The flight was a crowning triumph for the Soviet Union in the emerging space race with the United States. Just a month earlier, Moscow had successfully lifted Sputnik I, the world's first satellite, into orbit.
'Victory For Mankind'
Oleg Mukhin, the vice president of the Russian Federation of Astronautics, says November 3, 1957, was a victorious day for the USSR. "It was a victory for the whole country and a global achievement," he says. "It symbolized mankind's science, it was a victory for mankind. Of course, we are proud that our country took these first, great steps into the cosmos."
But amid the cheering, one man was grieving for the ill-fated dog. Oleg Gazenko, the director of the Institute of Biomedical Problems, was responsible for training Laika. He knew the Sputnik II aircraft that would take the dog to space did not have the technology necessary to return her safely to Earth.
"Newspapers, radio, and television were ecstatic," Gazenko says. "But I must admit that my heart was very heavy. Firstly, I understood that the animal would not be able to come back to Earth. Secondly, I knew that the temperature in the rocket's cabin gradually rose during the first hours. I guessed that the dog was dead."
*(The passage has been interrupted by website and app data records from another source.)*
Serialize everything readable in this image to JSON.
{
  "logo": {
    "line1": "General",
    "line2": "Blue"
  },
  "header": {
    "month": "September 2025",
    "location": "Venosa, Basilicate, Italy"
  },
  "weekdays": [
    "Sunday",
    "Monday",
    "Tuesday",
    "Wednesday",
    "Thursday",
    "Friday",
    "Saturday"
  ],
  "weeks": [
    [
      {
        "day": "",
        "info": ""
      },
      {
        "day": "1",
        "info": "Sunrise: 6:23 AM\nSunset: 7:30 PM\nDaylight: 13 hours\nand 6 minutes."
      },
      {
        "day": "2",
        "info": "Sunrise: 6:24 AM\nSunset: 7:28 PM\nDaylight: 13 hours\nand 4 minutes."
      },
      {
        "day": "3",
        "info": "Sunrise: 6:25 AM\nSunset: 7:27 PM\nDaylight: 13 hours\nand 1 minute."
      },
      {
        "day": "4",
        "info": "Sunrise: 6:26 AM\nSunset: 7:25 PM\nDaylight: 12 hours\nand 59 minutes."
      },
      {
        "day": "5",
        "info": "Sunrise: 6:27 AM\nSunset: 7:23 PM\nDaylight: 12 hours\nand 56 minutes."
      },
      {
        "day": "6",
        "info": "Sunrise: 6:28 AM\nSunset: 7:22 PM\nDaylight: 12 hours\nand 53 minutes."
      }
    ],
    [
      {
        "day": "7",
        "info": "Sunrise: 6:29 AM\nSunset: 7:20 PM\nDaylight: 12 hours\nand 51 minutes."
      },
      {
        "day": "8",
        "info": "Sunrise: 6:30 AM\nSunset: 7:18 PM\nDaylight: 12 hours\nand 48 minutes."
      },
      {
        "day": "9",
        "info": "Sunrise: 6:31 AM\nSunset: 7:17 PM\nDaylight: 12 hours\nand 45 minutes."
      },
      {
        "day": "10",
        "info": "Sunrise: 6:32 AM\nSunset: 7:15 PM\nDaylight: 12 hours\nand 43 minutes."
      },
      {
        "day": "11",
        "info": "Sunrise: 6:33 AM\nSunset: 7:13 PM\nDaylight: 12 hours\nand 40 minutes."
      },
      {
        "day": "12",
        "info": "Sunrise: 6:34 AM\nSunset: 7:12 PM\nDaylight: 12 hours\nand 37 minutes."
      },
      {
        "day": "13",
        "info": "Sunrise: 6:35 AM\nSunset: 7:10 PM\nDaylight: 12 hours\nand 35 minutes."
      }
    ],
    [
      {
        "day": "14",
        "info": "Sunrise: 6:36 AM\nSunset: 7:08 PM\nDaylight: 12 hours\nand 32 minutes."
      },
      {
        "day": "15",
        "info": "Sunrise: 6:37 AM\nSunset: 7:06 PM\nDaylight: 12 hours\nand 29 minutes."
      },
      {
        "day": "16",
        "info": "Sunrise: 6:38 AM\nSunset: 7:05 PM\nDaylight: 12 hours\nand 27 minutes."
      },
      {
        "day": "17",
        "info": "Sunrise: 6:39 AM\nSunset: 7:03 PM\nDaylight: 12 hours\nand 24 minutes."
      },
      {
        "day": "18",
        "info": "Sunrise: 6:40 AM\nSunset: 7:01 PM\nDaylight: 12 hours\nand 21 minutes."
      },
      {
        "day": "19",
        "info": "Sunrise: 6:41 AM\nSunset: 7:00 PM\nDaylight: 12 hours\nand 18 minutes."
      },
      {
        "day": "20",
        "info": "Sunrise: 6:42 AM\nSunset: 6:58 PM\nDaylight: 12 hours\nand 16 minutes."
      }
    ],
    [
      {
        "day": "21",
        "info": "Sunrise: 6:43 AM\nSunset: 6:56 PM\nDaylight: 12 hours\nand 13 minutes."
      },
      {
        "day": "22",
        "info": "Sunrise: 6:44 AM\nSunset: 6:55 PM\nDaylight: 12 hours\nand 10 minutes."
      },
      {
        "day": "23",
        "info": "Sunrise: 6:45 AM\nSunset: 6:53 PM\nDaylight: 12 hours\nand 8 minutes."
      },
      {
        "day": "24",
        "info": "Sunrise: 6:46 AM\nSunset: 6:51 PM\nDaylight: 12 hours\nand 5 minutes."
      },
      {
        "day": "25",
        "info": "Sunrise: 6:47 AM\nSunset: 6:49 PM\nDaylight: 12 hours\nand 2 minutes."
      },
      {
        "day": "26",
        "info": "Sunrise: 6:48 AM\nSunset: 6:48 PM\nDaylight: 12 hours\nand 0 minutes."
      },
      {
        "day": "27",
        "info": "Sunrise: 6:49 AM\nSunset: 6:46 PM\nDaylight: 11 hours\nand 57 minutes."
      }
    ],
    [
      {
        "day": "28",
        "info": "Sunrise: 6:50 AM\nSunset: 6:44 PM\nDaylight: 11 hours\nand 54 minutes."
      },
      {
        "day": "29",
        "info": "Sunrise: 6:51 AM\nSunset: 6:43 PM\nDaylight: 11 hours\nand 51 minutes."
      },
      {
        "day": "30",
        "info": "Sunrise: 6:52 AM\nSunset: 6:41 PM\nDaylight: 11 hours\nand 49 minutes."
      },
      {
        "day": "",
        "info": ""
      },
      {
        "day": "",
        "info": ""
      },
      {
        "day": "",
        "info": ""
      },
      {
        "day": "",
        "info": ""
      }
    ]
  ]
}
Soviet scientists originally planned for Laika to spend seven days in orbit before being euthanized. But due to a malfunction in the thermal-control system, Laika died of stress and heat exhaustion within hours of the launch.
Five months and 2,570 orbits later, in April 1958, her capsule burned up upon reentry into the Earth's atmosphere.
Ahead of the Sputnik II mission, several dogs had been flown to the stratosphere on a rocket and parachuted back to Earth. But for the first space flight, Gazenko picked Laika from a pool of three canines selected for the experiment. He describes Laika as a friendly, endearing dog.
Gazenko says Laika's six-month training was intense. "She had to be trained to sit still in a small cubicle, to eat gel-like food dispensed by a small machine, to get used to the stress and irritating aspects of space flight," Gazenko says. "We accustomed her to the sound of rocket engines and spun her in a centrifuge."
The mutt was also trained to wear a spacesuit dotted with sensors to monitor her heartbeat, blood pressure, and breathing.
Despite Laika's ordeal, the mission was deemed a success. By proving that a mammal could survive liftoff and weightlessness, Laika paved the way for manned flights to outer space.
In April 1961, the world's first cosmonaut, the Soviet Union's Yury Gagarin, blasted into space.
State Secret Revealed
The circumstances surrounding Laika's death remained a state secret for 45 years. To soothe outraged animal lovers around the globe, Soviet officials insisted the four-legged cosmonaut had died peacefully after a week in space, by eating a specially planned toxic substance that mission organizers said would allow for a painless euthanasia.
The truth was revealed only in 2002 by Dmitry Malachenkov, a scientist who had worked on the Sputnik II mission.
To this day, the 88-year-old Gazenko says he is regularly gripped by remorse over Laika's death. But perishing in space, he says, was Laika's fate.
"Unfortunately, the mission was necessary," he says. "Before Laika's flight, we were able study the effects of weightlessness for just a few minutes. Laika's flight showed that the path to space was open for the Earth's living beings."